## [Exercise]
Scan the entries and copy each line where the word "EPSG" is present.
#### Supplied records ####
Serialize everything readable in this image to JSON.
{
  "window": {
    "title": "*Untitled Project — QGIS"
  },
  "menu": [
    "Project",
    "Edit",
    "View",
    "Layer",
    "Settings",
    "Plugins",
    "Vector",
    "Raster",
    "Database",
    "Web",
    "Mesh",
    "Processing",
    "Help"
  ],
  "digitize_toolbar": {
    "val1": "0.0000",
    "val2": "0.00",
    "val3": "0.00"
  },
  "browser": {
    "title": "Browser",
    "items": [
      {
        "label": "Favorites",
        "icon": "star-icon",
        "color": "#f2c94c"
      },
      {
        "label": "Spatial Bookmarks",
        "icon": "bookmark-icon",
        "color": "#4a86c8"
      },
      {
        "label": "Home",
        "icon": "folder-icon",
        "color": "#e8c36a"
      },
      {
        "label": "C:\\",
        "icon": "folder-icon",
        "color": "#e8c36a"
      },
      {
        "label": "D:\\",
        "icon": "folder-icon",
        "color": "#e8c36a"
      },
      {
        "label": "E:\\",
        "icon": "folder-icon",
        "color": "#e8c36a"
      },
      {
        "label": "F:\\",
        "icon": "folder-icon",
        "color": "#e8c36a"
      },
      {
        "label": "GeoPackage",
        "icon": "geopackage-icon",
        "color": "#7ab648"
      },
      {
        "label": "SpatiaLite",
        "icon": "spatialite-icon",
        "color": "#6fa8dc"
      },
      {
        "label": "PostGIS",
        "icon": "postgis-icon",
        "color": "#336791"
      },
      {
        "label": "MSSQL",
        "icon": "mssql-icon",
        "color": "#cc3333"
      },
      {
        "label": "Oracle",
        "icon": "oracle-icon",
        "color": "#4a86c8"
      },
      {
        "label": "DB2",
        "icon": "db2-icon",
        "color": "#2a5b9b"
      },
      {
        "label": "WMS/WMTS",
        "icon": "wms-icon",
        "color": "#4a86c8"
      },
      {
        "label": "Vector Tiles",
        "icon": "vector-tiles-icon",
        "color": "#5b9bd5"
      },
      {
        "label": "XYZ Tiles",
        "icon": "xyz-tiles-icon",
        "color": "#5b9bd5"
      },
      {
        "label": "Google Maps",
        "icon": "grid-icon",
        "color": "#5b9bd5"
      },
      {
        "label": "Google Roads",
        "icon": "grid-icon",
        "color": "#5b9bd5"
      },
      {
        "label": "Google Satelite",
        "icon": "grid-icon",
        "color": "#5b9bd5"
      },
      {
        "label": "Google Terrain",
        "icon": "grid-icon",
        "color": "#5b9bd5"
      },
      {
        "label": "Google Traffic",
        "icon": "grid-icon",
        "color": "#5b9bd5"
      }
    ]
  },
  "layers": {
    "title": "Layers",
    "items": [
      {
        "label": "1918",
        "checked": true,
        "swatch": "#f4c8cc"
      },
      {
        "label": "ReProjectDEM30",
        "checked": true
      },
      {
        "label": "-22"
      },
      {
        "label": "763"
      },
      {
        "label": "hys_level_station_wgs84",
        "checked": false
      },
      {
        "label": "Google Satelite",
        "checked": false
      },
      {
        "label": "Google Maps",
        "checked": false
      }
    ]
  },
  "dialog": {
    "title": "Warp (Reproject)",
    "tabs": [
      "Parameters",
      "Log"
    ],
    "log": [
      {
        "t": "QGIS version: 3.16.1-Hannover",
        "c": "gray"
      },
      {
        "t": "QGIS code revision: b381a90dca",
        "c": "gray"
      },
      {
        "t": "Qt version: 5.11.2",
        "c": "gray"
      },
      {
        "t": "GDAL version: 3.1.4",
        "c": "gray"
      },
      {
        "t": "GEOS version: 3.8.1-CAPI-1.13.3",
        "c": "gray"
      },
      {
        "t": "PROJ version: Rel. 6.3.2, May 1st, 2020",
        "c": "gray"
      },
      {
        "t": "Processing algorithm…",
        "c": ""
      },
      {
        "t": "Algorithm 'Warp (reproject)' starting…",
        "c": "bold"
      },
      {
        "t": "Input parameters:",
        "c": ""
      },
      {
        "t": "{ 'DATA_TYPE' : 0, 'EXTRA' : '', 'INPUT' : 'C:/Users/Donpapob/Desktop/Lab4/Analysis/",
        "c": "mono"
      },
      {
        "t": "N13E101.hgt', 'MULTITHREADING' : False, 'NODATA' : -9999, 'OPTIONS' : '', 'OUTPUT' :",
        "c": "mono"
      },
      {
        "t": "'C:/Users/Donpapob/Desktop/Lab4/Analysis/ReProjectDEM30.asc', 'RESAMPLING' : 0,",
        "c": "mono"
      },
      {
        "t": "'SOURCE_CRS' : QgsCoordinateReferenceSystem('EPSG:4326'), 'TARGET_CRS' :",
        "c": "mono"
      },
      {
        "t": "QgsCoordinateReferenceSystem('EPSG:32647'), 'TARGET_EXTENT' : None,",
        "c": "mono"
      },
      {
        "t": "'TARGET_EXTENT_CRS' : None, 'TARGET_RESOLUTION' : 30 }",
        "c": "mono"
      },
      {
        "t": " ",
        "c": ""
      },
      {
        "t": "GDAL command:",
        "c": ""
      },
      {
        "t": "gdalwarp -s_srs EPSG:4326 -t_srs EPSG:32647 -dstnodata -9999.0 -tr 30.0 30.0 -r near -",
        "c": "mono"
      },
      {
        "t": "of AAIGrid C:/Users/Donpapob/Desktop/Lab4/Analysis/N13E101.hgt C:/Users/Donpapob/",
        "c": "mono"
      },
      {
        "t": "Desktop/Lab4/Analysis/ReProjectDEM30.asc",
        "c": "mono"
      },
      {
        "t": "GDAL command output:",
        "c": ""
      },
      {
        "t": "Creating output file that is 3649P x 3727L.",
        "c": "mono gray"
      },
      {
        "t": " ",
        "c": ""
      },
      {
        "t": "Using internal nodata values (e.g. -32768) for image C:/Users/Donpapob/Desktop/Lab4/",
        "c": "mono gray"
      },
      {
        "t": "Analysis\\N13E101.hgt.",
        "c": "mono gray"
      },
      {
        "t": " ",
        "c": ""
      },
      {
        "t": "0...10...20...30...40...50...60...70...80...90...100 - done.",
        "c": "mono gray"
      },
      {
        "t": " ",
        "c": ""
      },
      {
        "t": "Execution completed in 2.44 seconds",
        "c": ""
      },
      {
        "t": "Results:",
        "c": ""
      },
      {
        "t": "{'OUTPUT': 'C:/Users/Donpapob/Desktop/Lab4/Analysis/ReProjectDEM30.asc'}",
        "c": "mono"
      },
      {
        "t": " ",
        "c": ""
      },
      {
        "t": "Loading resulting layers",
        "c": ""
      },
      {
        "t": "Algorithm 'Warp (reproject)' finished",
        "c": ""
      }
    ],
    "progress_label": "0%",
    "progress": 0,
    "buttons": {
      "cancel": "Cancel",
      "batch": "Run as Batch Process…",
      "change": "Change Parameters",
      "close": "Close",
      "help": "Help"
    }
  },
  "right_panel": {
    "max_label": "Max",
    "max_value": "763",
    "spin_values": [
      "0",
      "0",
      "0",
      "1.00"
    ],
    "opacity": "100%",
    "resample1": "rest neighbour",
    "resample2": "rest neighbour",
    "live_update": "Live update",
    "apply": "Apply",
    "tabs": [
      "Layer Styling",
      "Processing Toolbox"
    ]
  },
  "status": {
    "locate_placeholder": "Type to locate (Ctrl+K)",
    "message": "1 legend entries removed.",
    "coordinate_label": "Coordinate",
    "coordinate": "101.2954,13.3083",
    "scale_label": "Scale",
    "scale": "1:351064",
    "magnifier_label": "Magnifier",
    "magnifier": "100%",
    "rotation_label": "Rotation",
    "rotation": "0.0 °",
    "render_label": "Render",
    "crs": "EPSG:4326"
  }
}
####
## [Exercise response]
        "t": "'SOURCE_CRS' : QgsCoordinateReferenceSystem('EPSG:4326'), 'TARGET_CRS' :",
        "t": "QgsCoordinateReferenceSystem('EPSG:32647'), 'TARGET_EXTENT' : None,",
        "t": "gdalwarp -s_srs EPSG:4326 -t_srs EPSG:32647 -dstnodata -9999.0 -tr 30.0 30.0 -r near -",
    "crs": "EPSG:4326"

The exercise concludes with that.